Here, in a white room with white floorboards, the designer used a plain white base.
For Certain Rich Colors, Use a Primer
A small selection of deep paint colors can be created only in conjunction with specific primers. The paint deck will show which colors are in this category. (Pictured here are four by Sherwin-Williams, clockwise from top left: Lemon Twist, Hyper Blue, Daredevil, African Violet.)
For these specific colors, you probably won’t be able to get a sample size in the paint, though you may be able to in the primer, says J.T. Trainor, owner of Freshcoat Painting, a paint company in the Phoenix metro area.
Paint Multiple Walls

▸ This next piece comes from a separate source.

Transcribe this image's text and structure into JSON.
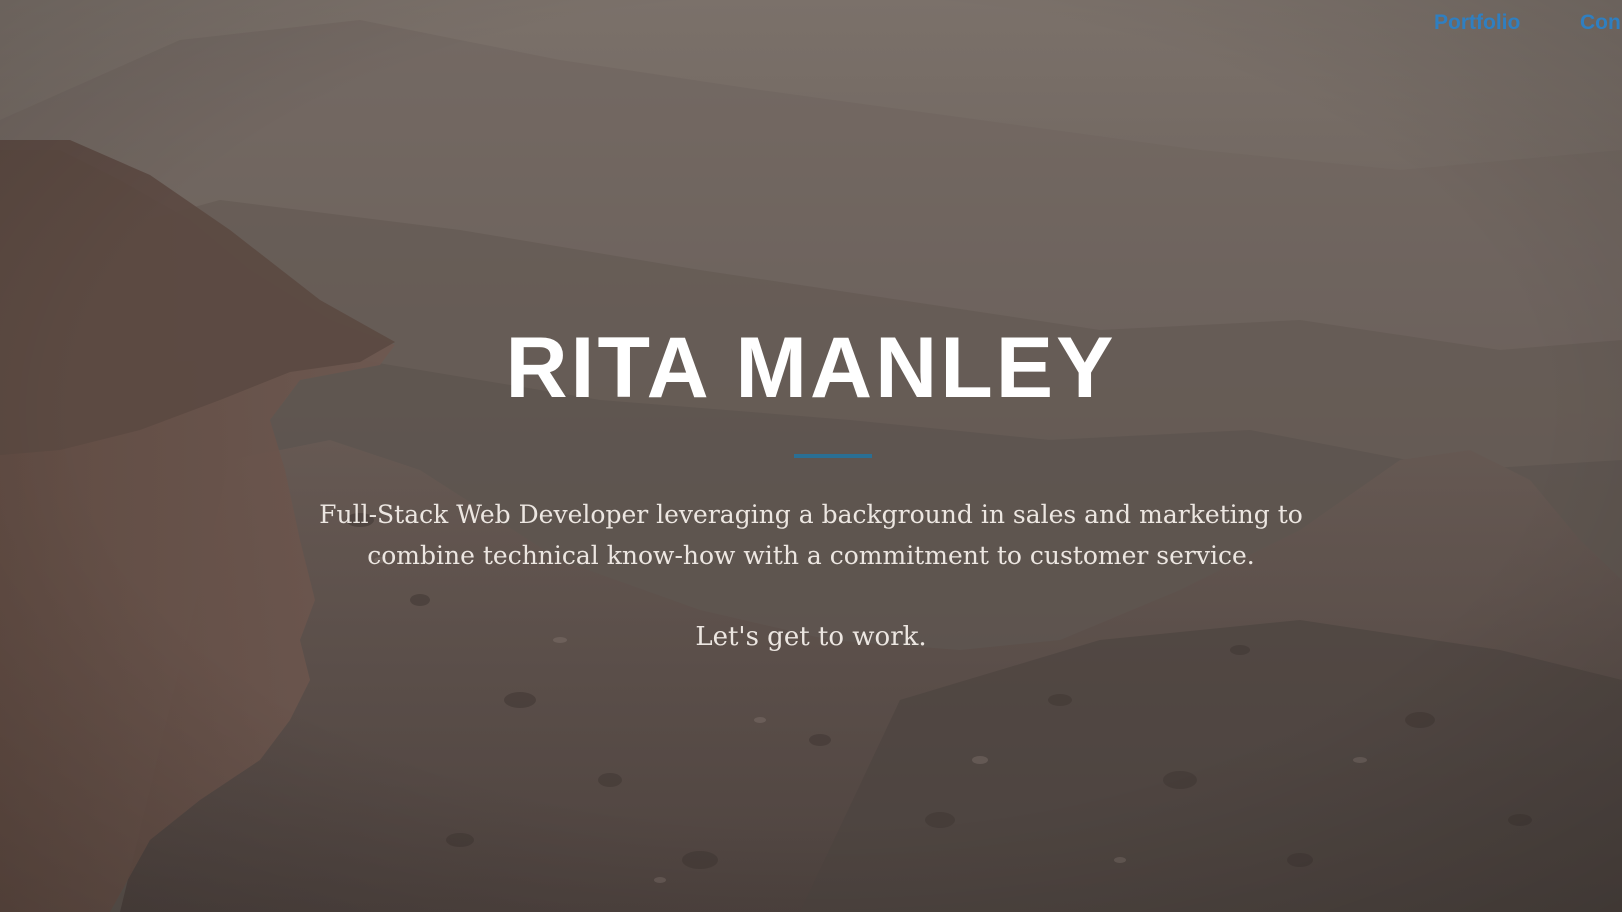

The colors you’re testing will read differently depending on the amount of light that hits them. ‘We recommend you paint on a wall that doesn’t get direct sunlight and one that does,” Trainor says.

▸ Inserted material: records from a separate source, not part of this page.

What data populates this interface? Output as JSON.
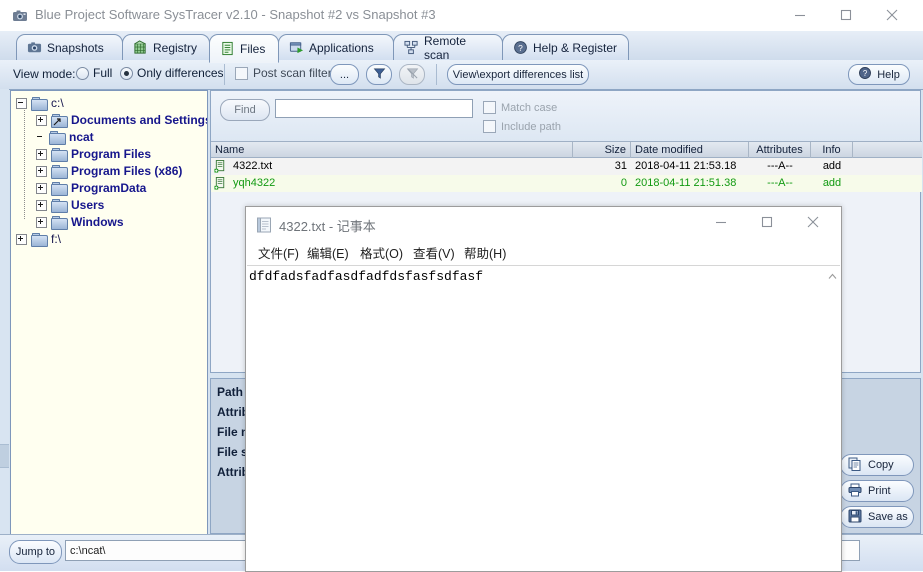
{
  "window": {
    "title": "Blue Project Software SysTracer v2.10 - Snapshot #2 vs Snapshot #3",
    "icon": "camera-icon",
    "minimize": "minimize-icon",
    "maximize": "maximize-icon",
    "close": "close-icon"
  },
  "tabs": [
    {
      "label": "Snapshots",
      "icon": "camera-icon",
      "active": false
    },
    {
      "label": "Registry",
      "icon": "registry-icon",
      "active": false
    },
    {
      "label": "Files",
      "icon": "files-icon",
      "active": true
    },
    {
      "label": "Applications",
      "icon": "application-icon",
      "active": false
    },
    {
      "label": "Remote scan",
      "icon": "network-icon",
      "active": false
    },
    {
      "label": "Help & Register",
      "icon": "help-icon",
      "active": false
    }
  ],
  "toolbar": {
    "view_mode_label": "View mode:",
    "radio_full": "Full",
    "radio_only_differences": "Only differences",
    "selected_view_mode": "Only differences",
    "post_scan_filter": "Post scan filter",
    "post_scan_filter_checked": false,
    "ellipsis_button": "...",
    "filter_button": "funnel-icon",
    "clear_filter_button": "clear-funnel-icon",
    "view_export": "View\\export differences list",
    "help_button": "Help",
    "help_icon": "help-globe-icon"
  },
  "tree": {
    "nodes": [
      {
        "label": "c:\\",
        "indent": 0,
        "expander": "minus",
        "icon": "folder-icon",
        "style": "root"
      },
      {
        "label": "Documents and Settings",
        "indent": 1,
        "expander": "plus",
        "icon": "shortcut-folder-icon",
        "style": "bold"
      },
      {
        "label": "ncat",
        "indent": 1,
        "expander": "none",
        "icon": "folder-icon",
        "style": "bold"
      },
      {
        "label": "Program Files",
        "indent": 1,
        "expander": "plus",
        "icon": "folder-icon",
        "style": "bold"
      },
      {
        "label": "Program Files (x86)",
        "indent": 1,
        "expander": "plus",
        "icon": "folder-icon",
        "style": "bold"
      },
      {
        "label": "ProgramData",
        "indent": 1,
        "expander": "plus",
        "icon": "folder-icon",
        "style": "bold"
      },
      {
        "label": "Users",
        "indent": 1,
        "expander": "plus",
        "icon": "folder-icon",
        "style": "bold"
      },
      {
        "label": "Windows",
        "indent": 1,
        "expander": "plus",
        "icon": "folder-icon",
        "style": "bold"
      },
      {
        "label": "f:\\",
        "indent": 0,
        "expander": "plus",
        "icon": "folder-icon",
        "style": "root"
      }
    ]
  },
  "find": {
    "button": "Find",
    "input_value": "",
    "input_placeholder": "",
    "match_case": "Match case",
    "match_case_checked": false,
    "include_path": "Include path",
    "include_path_checked": false
  },
  "filelist": {
    "columns": [
      "Name",
      "Size",
      "Date modified",
      "Attributes",
      "Info"
    ],
    "rows": [
      {
        "name": "4322.txt",
        "size": "31",
        "date": "2018-04-11 21:53.18",
        "attributes": "---A--",
        "info": "add",
        "color": "#000000",
        "icon": "file-add-icon"
      },
      {
        "name": "yqh4322",
        "size": "0",
        "date": "2018-04-11 21:51.38",
        "attributes": "---A--",
        "info": "add",
        "color": "#129a12",
        "icon": "file-add-icon"
      }
    ]
  },
  "details": {
    "labels": [
      "Path",
      "Attrib",
      "File n",
      "File s",
      "Attrib"
    ],
    "buttons": [
      {
        "label": "Copy",
        "icon": "copy-icon"
      },
      {
        "label": "Print",
        "icon": "printer-icon"
      },
      {
        "label": "Save as",
        "icon": "save-icon"
      }
    ]
  },
  "bottom": {
    "jump_to": "Jump to",
    "path_value": "c:\\ncat\\",
    "path_placeholder": ""
  },
  "notepad": {
    "title": "4322.txt - 记事本",
    "icon": "notepad-icon",
    "menu": [
      {
        "label": "文件(F)",
        "accel": "F"
      },
      {
        "label": "编辑(E)",
        "accel": "E"
      },
      {
        "label": "格式(O)",
        "accel": "O"
      },
      {
        "label": "查看(V)",
        "accel": "V"
      },
      {
        "label": "帮助(H)",
        "accel": "H"
      }
    ],
    "content": "dfdfadsfadfasdfadfdsfasfsdfasf",
    "minimize": "minimize-icon",
    "maximize": "maximize-icon",
    "close": "close-icon",
    "scroll_up": "scroll-up-arrow"
  },
  "colors": {
    "accent": "#7f97bb",
    "added_green": "#129a12",
    "tree_text": "#2c2c9c",
    "panel_bg": "#d6e3f0"
  }
}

In this photo, notice how much darker the gray on the right side of the room is than on the left. In the photo of the orange room, the color appears much deeper at the back wall, where it is in shadow, and less intense on the left and right walls, where more light hits.
Also, landscaping outside a window can color the light streaming through it and change how a paint looks on the wall as well. In the previous photo, where the green trees can be seen through the window, they’ve tinted the gray on the right side of the room a greener hue. See it, in the corner?

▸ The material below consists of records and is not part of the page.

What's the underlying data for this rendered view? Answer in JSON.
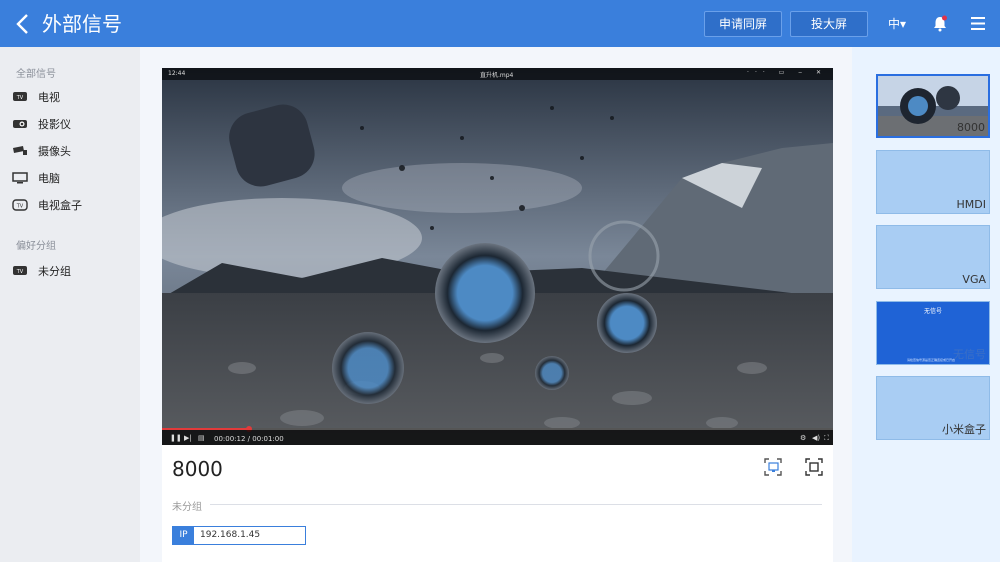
{
  "header": {
    "title": "外部信号",
    "btn_share": "申请同屏",
    "btn_project": "投大屏",
    "lang": "中▾"
  },
  "sidebar": {
    "all_title": "全部信号",
    "items": [
      {
        "label": "电视",
        "icon": "tv-icon"
      },
      {
        "label": "投影仪",
        "icon": "projector-icon"
      },
      {
        "label": "摄像头",
        "icon": "camera-icon"
      },
      {
        "label": "电脑",
        "icon": "monitor-icon"
      },
      {
        "label": "电视盒子",
        "icon": "tv-box-icon"
      }
    ],
    "fav_title": "偏好分组",
    "fav_items": [
      {
        "label": "未分组",
        "icon": "tv-icon"
      }
    ]
  },
  "video": {
    "clock": "12:44",
    "filename": "直升机.mp4",
    "time": "00:00:12 / 00:01:00",
    "progress": 0.13
  },
  "device": {
    "name": "8000",
    "group": "未分组",
    "ip_tag": "IP",
    "ip": "192.168.1.45"
  },
  "thumbs": [
    {
      "label": "8000",
      "active": true
    },
    {
      "label": "HMDI"
    },
    {
      "label": "VGA"
    },
    {
      "label": "无信号",
      "top": "无信号",
      "note": "请检查信号源是否正确连接或已开启"
    },
    {
      "label": "小米盒子"
    }
  ],
  "colors": {
    "accent": "#3a7fdc",
    "header": "#3a7fdc",
    "thumb": "#a9cdf3"
  }
}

As you view the colors, make sure you consider what time of day you’ll most often be in the room. You want to like how the color looks at that time.
Place Lighting Before You Test
It’s simple, but true: It’s better to use the lighting that fits your needs than try to select your lighting to complement your paint colors. ‘You wouldn’t want to pick a lightbulb that looks good with your paint color, but you can’t read in the room,’ says Jennifer Ott, a San Francisco-based color consultant and interior designer.
Here, the overhead lighting is casting a yellow glow throughout the room, warming the color of the off-white paint toward a pale shade of honey.
Make sure your lighting is in place as you’re considering colors. They may look quite different in bright bulbs that you prefer for nighttime use — or softer yellow-hued ones, if that’s what you’re going for — than they do during daylight hours. Having the right fixtures and bulbs in place can help you decide which shades will work for you.
If you’re not yet sure what lighting you prefer, you can use the time examining your samples to experiment. ‘Even changing out lightbulbs is a good thing to do,’ says Carl Mattison, an interior designer in Atlanta. ‘Like any color in the world — just like your eyes or your hair or your skin tone — things will change in different light.’
Here, the yellow light from the chandelier and sconces warms up the cooler white of the walls.